Task description => Locate the string "Enter" in the records below. Copy every line where it occurs.

Material for this exercise =>
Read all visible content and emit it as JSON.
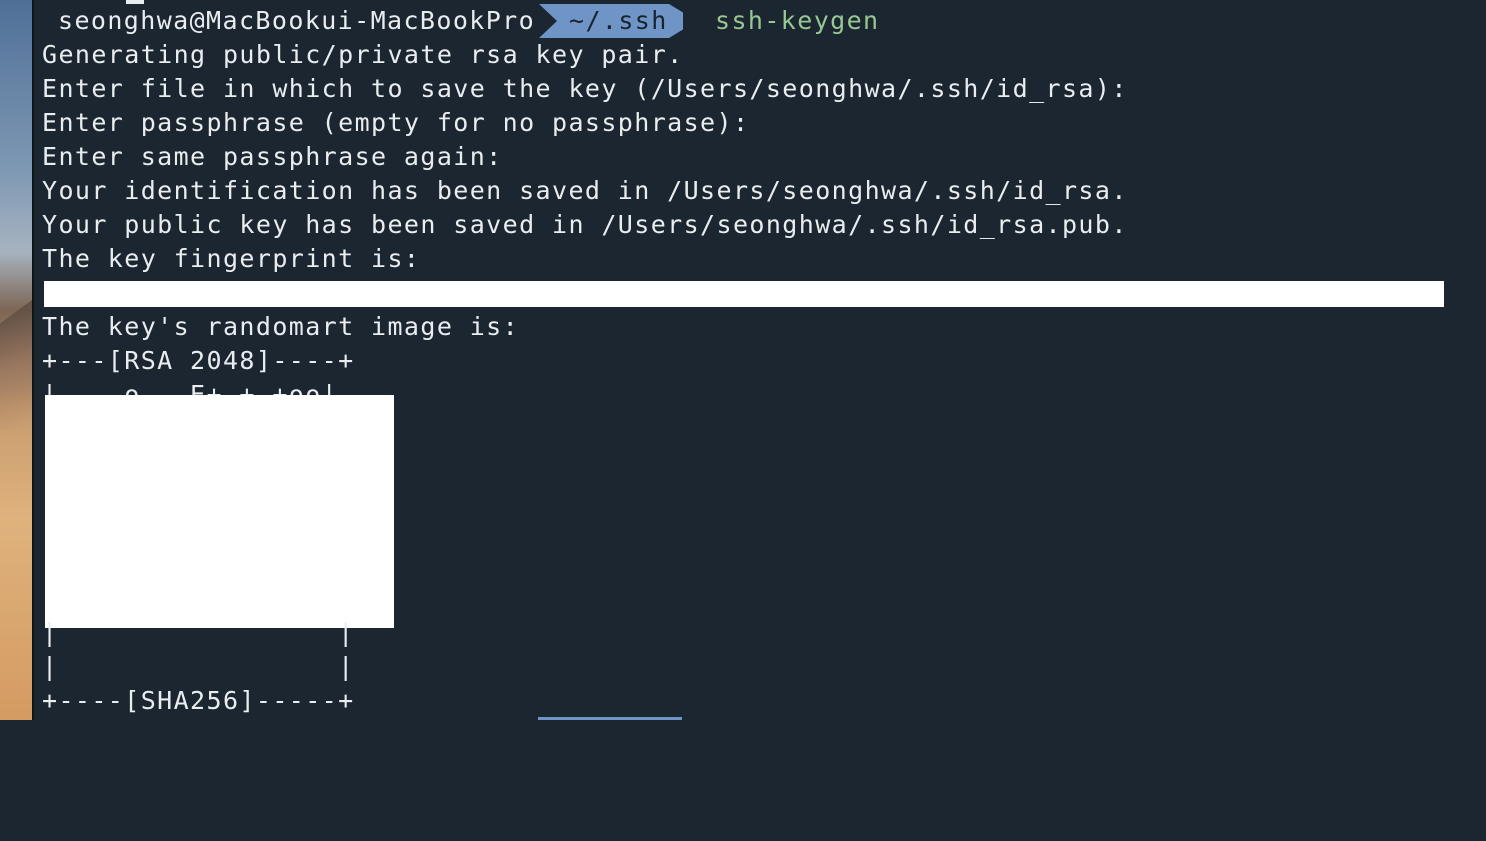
{
  "desktop": {
    "wallpaper_colors": [
      "#4f6f97",
      "#7f99b4",
      "#a7b3bf",
      "#7d6656",
      "#c69a6d",
      "#dfb27d",
      "#d49b62"
    ]
  },
  "terminal": {
    "background": "#1b2630",
    "text_color": "#e9edf0",
    "accent_color": "#6f95c7",
    "command_color": "#98c794",
    "prompt": {
      "user_host": "seonghwa@MacBookui-MacBookPro",
      "path": "~/.ssh",
      "command": "ssh-keygen"
    },
    "output": [
      "Generating public/private rsa key pair.",
      "Enter file in which to save the key (/Users/seonghwa/.ssh/id_rsa):",
      "Enter passphrase (empty for no passphrase):",
      "Enter same passphrase again:",
      "Your identification has been saved in /Users/seonghwa/.ssh/id_rsa.",
      "Your public key has been saved in /Users/seonghwa/.ssh/id_rsa.pub.",
      "The key fingerprint is:",
      "The key's randomart image is:",
      "+---[RSA 2048]----+",
      "|    o   E+ + +oo|",
      "|                 |",
      "|                 |",
      "+----[SHA256]-----+"
    ]
  }
}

Result of this task =>
      "Enter file in which to save the key (/Users/seonghwa/.ssh/id_rsa):",
      "Enter passphrase (empty for no passphrase):",
      "Enter same passphrase again:",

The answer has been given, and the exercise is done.